How to complete this task.
Whenever a line contains the string "into", copy it out of the entries.
══ Data provided ══
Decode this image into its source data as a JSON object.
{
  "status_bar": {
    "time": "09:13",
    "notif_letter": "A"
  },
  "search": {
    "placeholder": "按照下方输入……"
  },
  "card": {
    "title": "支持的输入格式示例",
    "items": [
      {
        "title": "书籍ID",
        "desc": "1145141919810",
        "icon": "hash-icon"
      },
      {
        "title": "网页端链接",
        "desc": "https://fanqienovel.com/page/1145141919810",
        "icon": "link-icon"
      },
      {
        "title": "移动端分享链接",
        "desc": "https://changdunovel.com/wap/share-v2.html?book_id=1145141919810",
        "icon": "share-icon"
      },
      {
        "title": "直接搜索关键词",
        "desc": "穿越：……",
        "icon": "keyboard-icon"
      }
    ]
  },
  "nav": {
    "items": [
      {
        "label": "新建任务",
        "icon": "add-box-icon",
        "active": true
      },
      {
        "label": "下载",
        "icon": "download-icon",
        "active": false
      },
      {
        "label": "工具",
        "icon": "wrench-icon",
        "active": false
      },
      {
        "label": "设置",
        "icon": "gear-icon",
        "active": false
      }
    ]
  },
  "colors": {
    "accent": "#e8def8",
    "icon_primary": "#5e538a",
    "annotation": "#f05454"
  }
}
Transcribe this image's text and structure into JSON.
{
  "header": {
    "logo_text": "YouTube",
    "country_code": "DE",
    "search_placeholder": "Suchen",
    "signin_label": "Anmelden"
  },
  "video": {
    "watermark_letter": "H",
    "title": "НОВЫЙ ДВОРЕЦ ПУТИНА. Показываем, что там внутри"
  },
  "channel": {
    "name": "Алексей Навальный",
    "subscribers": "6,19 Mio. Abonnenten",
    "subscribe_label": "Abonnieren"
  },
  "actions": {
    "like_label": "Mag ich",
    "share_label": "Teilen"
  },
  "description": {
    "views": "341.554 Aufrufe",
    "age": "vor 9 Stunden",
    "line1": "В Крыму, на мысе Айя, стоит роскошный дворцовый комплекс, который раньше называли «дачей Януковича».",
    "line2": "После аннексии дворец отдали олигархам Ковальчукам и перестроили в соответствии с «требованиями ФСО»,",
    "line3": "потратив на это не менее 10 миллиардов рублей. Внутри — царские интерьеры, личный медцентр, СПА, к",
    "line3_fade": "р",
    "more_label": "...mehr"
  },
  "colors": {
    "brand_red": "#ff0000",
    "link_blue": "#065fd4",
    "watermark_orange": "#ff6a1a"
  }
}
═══
Output below.
Decode this image into its source data as a JSON object.
Transcribe this image's text and structure into JSON.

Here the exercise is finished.